*** Block opens ***
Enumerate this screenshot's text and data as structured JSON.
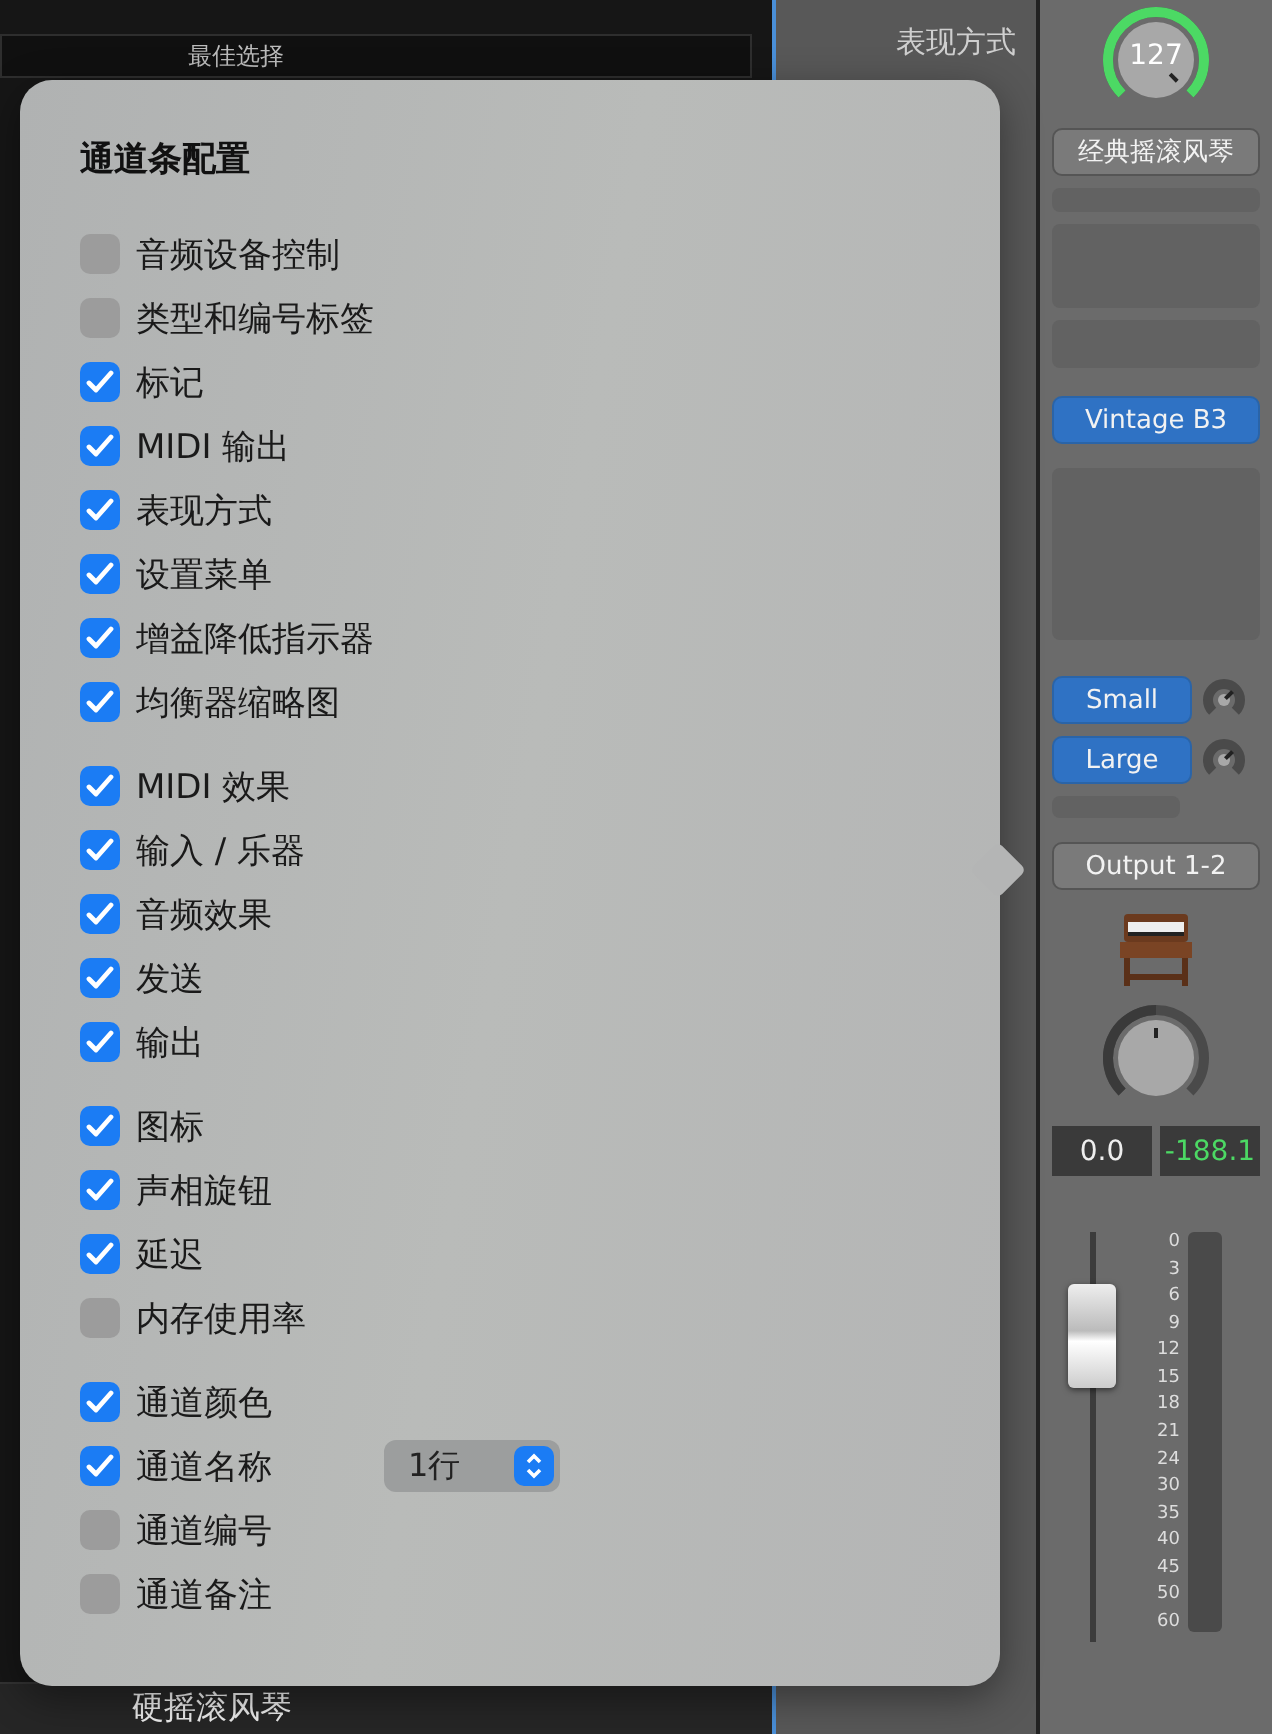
{
  "top_header": {
    "label": "最佳选择"
  },
  "track_name": "硬摇滚风琴",
  "side_label": "表现方式",
  "channel_strip": {
    "setting_knob": {
      "value": "127"
    },
    "setting": "经典摇滚风琴",
    "instrument": "Vintage B3",
    "sends": [
      {
        "name": "Small"
      },
      {
        "name": "Large"
      }
    ],
    "output": "Output 1-2",
    "gain": "0.0",
    "peak": "-188.1",
    "fader": {
      "level": 0.74,
      "scale": [
        "0",
        "3",
        "6",
        "9",
        "12",
        "15",
        "18",
        "21",
        "24",
        "30",
        "35",
        "40",
        "45",
        "50",
        "60"
      ]
    }
  },
  "popover": {
    "title": "通道条配置",
    "groups": [
      [
        {
          "label": "音频设备控制",
          "checked": false
        },
        {
          "label": "类型和编号标签",
          "checked": false
        },
        {
          "label": "标记",
          "checked": true
        },
        {
          "label": "MIDI 输出",
          "checked": true
        },
        {
          "label": "表现方式",
          "checked": true
        },
        {
          "label": "设置菜单",
          "checked": true
        },
        {
          "label": "增益降低指示器",
          "checked": true
        },
        {
          "label": "均衡器缩略图",
          "checked": true
        }
      ],
      [
        {
          "label": "MIDI 效果",
          "checked": true
        },
        {
          "label": "输入 / 乐器",
          "checked": true
        },
        {
          "label": "音频效果",
          "checked": true
        },
        {
          "label": "发送",
          "checked": true
        },
        {
          "label": "输出",
          "checked": true
        }
      ],
      [
        {
          "label": "图标",
          "checked": true
        },
        {
          "label": "声相旋钮",
          "checked": true
        },
        {
          "label": "延迟",
          "checked": true
        },
        {
          "label": "内存使用率",
          "checked": false
        }
      ],
      [
        {
          "label": "通道颜色",
          "checked": true
        },
        {
          "label": "通道名称",
          "checked": true,
          "stepper": "1行"
        },
        {
          "label": "通道编号",
          "checked": false
        },
        {
          "label": "通道备注",
          "checked": false
        }
      ]
    ]
  }
}
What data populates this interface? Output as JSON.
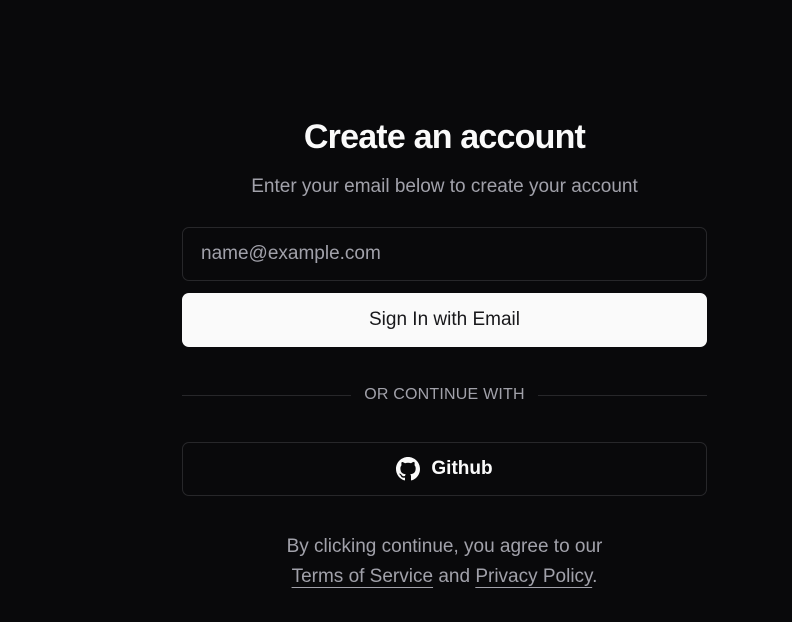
{
  "heading": {
    "title": "Create an account",
    "subtitle": "Enter your email below to create your account"
  },
  "form": {
    "email_placeholder": "name@example.com",
    "email_value": "",
    "submit_label": "Sign In with Email"
  },
  "divider": {
    "label": "OR CONTINUE WITH"
  },
  "oauth": {
    "github_label": "Github",
    "github_icon": "github-icon"
  },
  "footer": {
    "prefix": "By clicking continue, you agree to our",
    "terms_label": "Terms of Service",
    "and_text": "and",
    "privacy_label": "Privacy Policy",
    "period": "."
  },
  "colors": {
    "background": "#09090b",
    "foreground": "#fafafa",
    "muted": "#a1a1aa",
    "border": "#27272a",
    "primary_button_bg": "#fafafa",
    "primary_button_text": "#18181b"
  }
}
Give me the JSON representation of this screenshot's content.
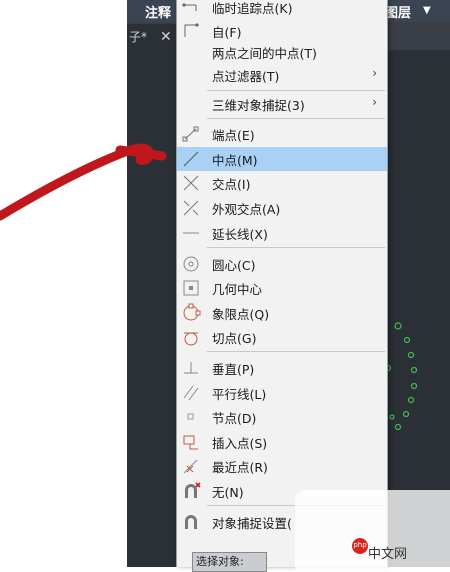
{
  "ribbon": {
    "tab_left": "注释",
    "tab_right": "图层"
  },
  "document_tab": {
    "title": "子*",
    "close": "✕"
  },
  "command_line": {
    "prompt": "选择对象:"
  },
  "watermark": {
    "brand": "php",
    "site": "中文网"
  },
  "colors": {
    "highlight": "#a9d1f5",
    "cad_background": "#2b2f36",
    "annotation_red": "#c0171c"
  },
  "menu": {
    "items": [
      {
        "label": "临时追踪点(K)",
        "icon": "tracking-point-icon"
      },
      {
        "label": "自(F)",
        "icon": "from-icon"
      },
      {
        "label": "两点之间的中点(T)",
        "icon": ""
      },
      {
        "label": "点过滤器(T)",
        "icon": "",
        "submenu": true
      },
      {
        "label": "三维对象捕捉(3)",
        "icon": "",
        "submenu": true
      },
      {
        "label": "端点(E)",
        "icon": "endpoint-icon"
      },
      {
        "label": "中点(M)",
        "icon": "midpoint-icon",
        "selected": true
      },
      {
        "label": "交点(I)",
        "icon": "intersection-icon"
      },
      {
        "label": "外观交点(A)",
        "icon": "apparent-intersection-icon"
      },
      {
        "label": "延长线(X)",
        "icon": "extension-icon"
      },
      {
        "label": "圆心(C)",
        "icon": "center-icon"
      },
      {
        "label": "几何中心",
        "icon": "geometric-center-icon"
      },
      {
        "label": "象限点(Q)",
        "icon": "quadrant-icon"
      },
      {
        "label": "切点(G)",
        "icon": "tangent-icon"
      },
      {
        "label": "垂直(P)",
        "icon": "perpendicular-icon"
      },
      {
        "label": "平行线(L)",
        "icon": "parallel-icon"
      },
      {
        "label": "节点(D)",
        "icon": "node-icon"
      },
      {
        "label": "插入点(S)",
        "icon": "insertion-icon"
      },
      {
        "label": "最近点(R)",
        "icon": "nearest-icon"
      },
      {
        "label": "无(N)",
        "icon": "none-icon"
      },
      {
        "label": "对象捕捉设置(",
        "icon": "osnap-settings-icon"
      }
    ]
  }
}
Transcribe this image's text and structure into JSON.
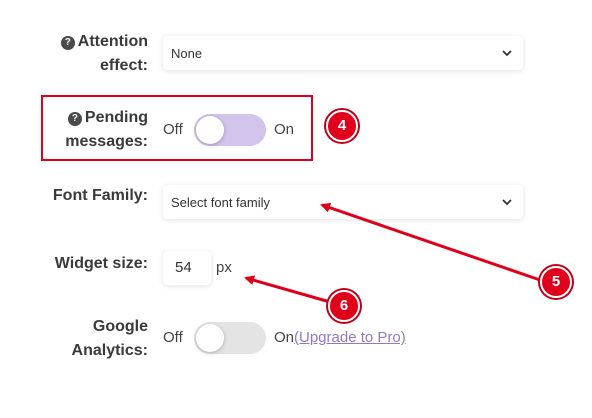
{
  "attention_effect": {
    "label_line1": "Attention",
    "label_line2": "effect:",
    "value": "None",
    "help_icon": "question-circle-icon"
  },
  "pending_messages": {
    "label_line1": "Pending",
    "label_line2": "messages:",
    "off_label": "Off",
    "on_label": "On",
    "state": "off",
    "help_icon": "question-circle-icon"
  },
  "font_family": {
    "label": "Font Family:",
    "placeholder": "Select font family"
  },
  "widget_size": {
    "label": "Widget size:",
    "value": "54",
    "unit": "px"
  },
  "google_analytics": {
    "label_line1": "Google",
    "label_line2": "Analytics:",
    "off_label": "Off",
    "on_label": "On",
    "upgrade_link": "(Upgrade to Pro)",
    "state": "off"
  },
  "annotations": {
    "badge_4": "4",
    "badge_5": "5",
    "badge_6": "6"
  },
  "colors": {
    "annotation_red": "#e0001b",
    "toggle_active_track": "#d2c4ea",
    "toggle_disabled_track": "#e4e4e4",
    "link": "#8e7ac4"
  }
}
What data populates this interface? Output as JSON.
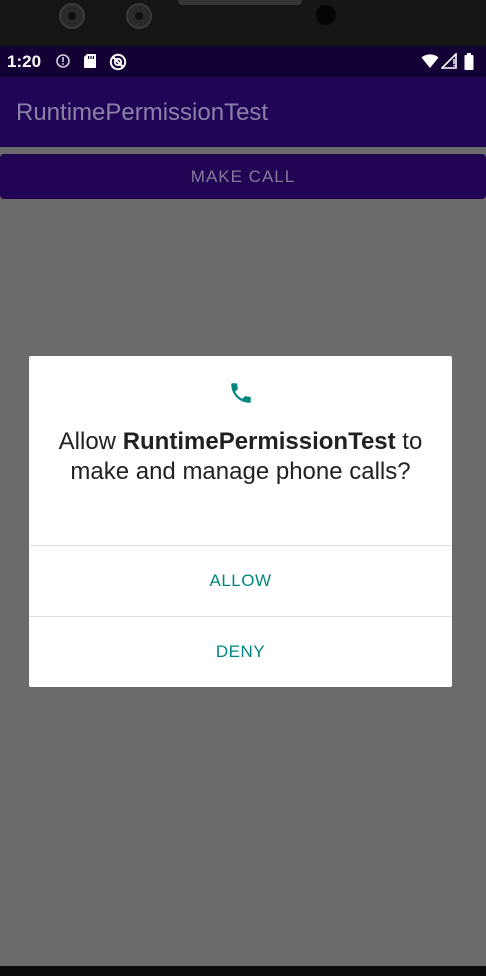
{
  "status_bar": {
    "time": "1:20",
    "left_icons": [
      "alert-icon",
      "sd-card-icon",
      "do-not-disturb-icon"
    ],
    "right_icons": [
      "wifi-icon",
      "cell-signal-icon",
      "battery-icon"
    ]
  },
  "app_bar": {
    "title": "RuntimePermissionTest"
  },
  "main": {
    "make_call_label": "MAKE CALL"
  },
  "dialog": {
    "icon": "phone-icon",
    "message_prefix": "Allow ",
    "app_name": "RuntimePermissionTest",
    "message_suffix": " to make and manage phone calls?",
    "allow_label": "ALLOW",
    "deny_label": "DENY"
  },
  "colors": {
    "status_bar": "#130136",
    "app_bar": "#200557",
    "accent": "#01877e",
    "scrim": "#6b6b6b"
  }
}
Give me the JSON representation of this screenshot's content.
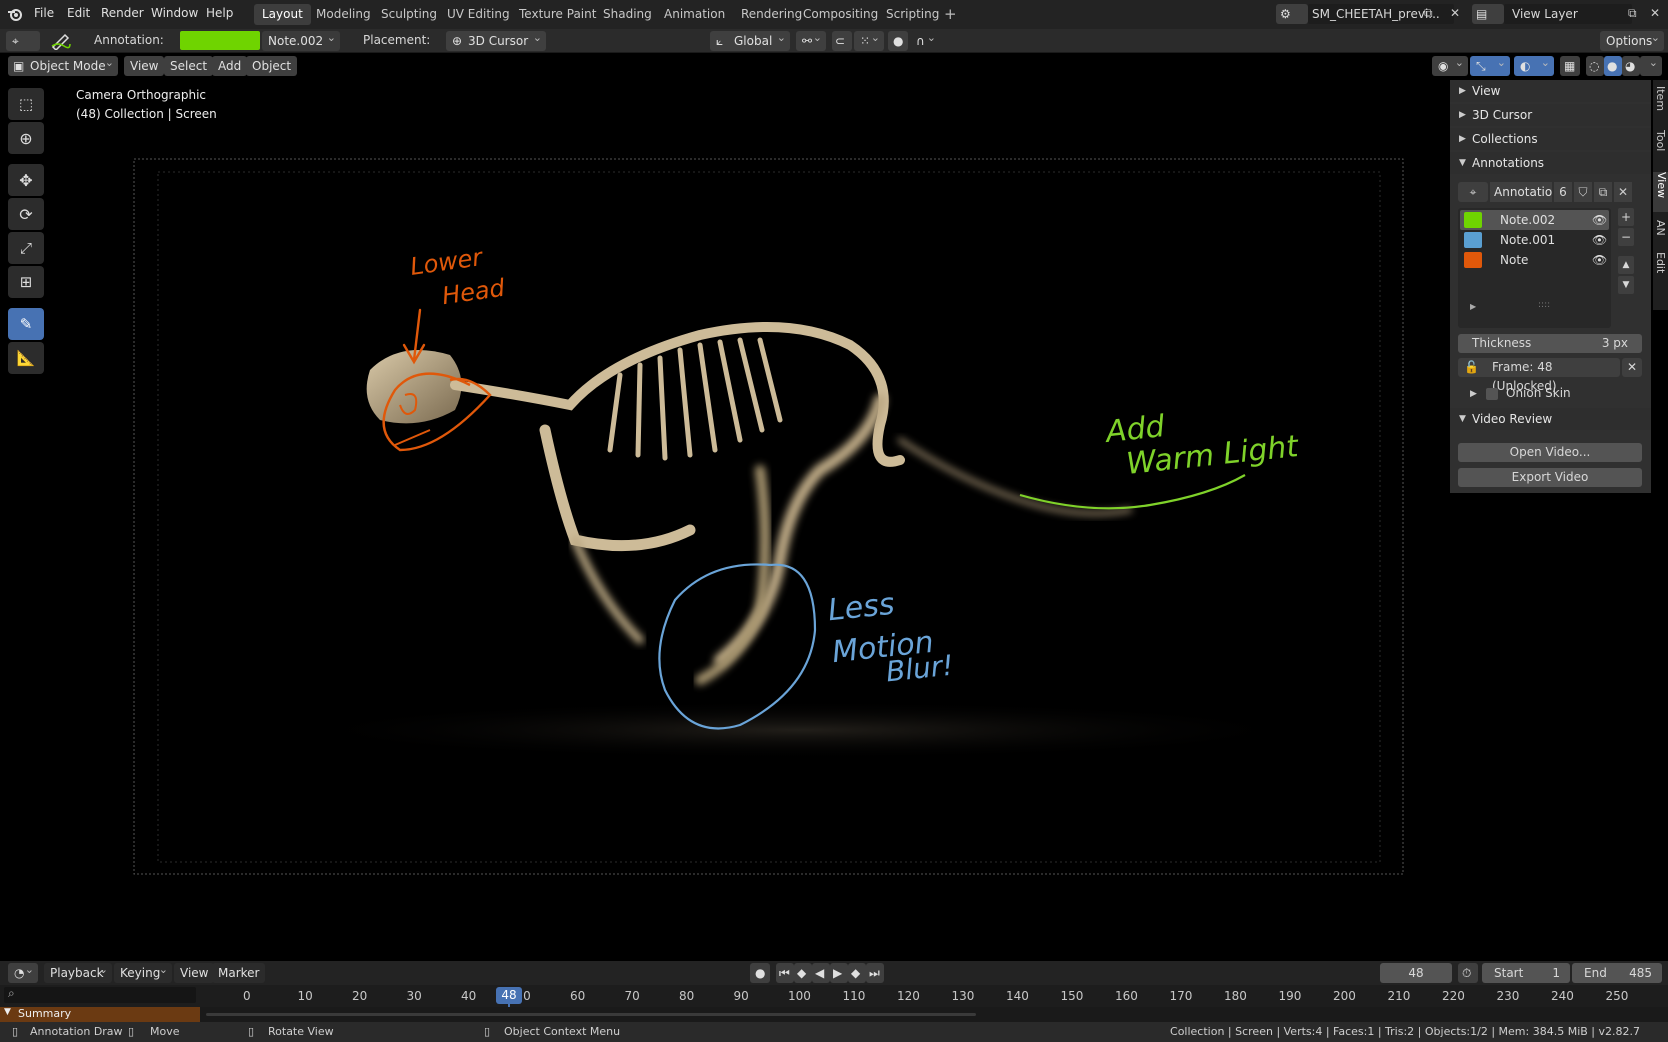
{
  "menu": [
    "File",
    "Edit",
    "Render",
    "Window",
    "Help"
  ],
  "workspaces": [
    "Layout",
    "Modeling",
    "Sculpting",
    "UV Editing",
    "Texture Paint",
    "Shading",
    "Animation",
    "Rendering",
    "Compositing",
    "Scripting"
  ],
  "active_workspace": "Layout",
  "scene_name": "SM_CHEETAH_previ...",
  "view_layer": "View Layer",
  "tool_header": {
    "annotation_label": "Annotation:",
    "annotation_layer": "Note.002",
    "annotation_color": "#6fd400",
    "placement_label": "Placement:",
    "placement_value": "3D Cursor",
    "orientation": "Global",
    "options": "Options"
  },
  "viewport_header": {
    "mode": "Object Mode",
    "menus": [
      "View",
      "Select",
      "Add",
      "Object"
    ]
  },
  "viewport": {
    "camera_label": "Camera Orthographic",
    "collection_label": "(48) Collection | Screen"
  },
  "annotations_drawn": {
    "orange": [
      "Lower",
      "Head"
    ],
    "blue": [
      "Less",
      "Motion",
      "Blur!"
    ],
    "green": [
      "Add",
      "Warm Light"
    ],
    "colors": {
      "orange": "#e0580a",
      "blue": "#6aa4d8",
      "green": "#7fd22a"
    }
  },
  "n_panel": {
    "sections": [
      "View",
      "3D Cursor",
      "Collections",
      "Annotations"
    ],
    "annotation_datablock": "Annotatio...",
    "user_count": "6",
    "layers": [
      {
        "name": "Note.002",
        "color": "#6fd400"
      },
      {
        "name": "Note.001",
        "color": "#5a9fd2"
      },
      {
        "name": "Note",
        "color": "#e0580a"
      }
    ],
    "thickness_label": "Thickness",
    "thickness_value": "3 px",
    "frame_status": "Frame: 48 (Unlocked)",
    "onion_skin": "Onion Skin",
    "video_review": "Video Review",
    "open_video": "Open Video...",
    "export_video": "Export Video",
    "tabs": [
      "Item",
      "Tool",
      "View",
      "AN",
      "Edit"
    ]
  },
  "timeline": {
    "menus": [
      "Playback",
      "Keying",
      "View",
      "Marker"
    ],
    "current_frame": "48",
    "start_label": "Start",
    "start_value": "1",
    "end_label": "End",
    "end_value": "485",
    "ticks": [
      "0",
      "10",
      "20",
      "30",
      "40",
      "50",
      "60",
      "70",
      "80",
      "90",
      "100",
      "110",
      "120",
      "130",
      "140",
      "150",
      "160",
      "170",
      "180",
      "190",
      "200",
      "210",
      "220",
      "230",
      "240",
      "250"
    ],
    "summary": "Summary"
  },
  "statusbar": {
    "annotation_draw": "Annotation Draw",
    "move": "Move",
    "rotate_view": "Rotate View",
    "context_menu": "Object Context Menu",
    "stats": "Collection | Screen | Verts:4 | Faces:1 | Tris:2 | Objects:1/2 | Mem: 384.5 MiB | v2.82.7"
  }
}
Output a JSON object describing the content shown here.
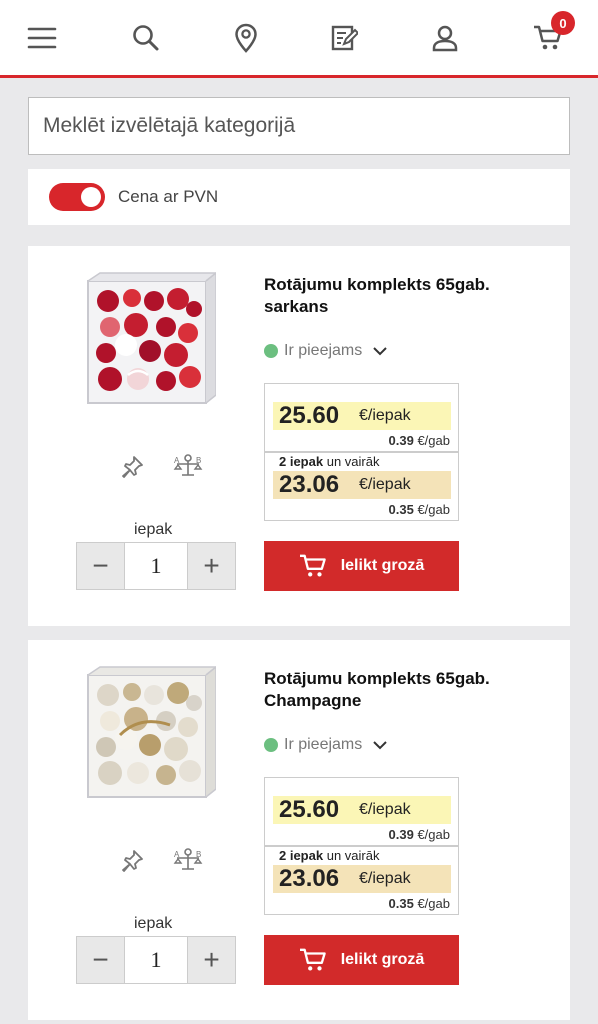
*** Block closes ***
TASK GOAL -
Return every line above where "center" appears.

FINAL ANSWER -
        "icon": "center-icon"
        "icon": "geometric-center-icon"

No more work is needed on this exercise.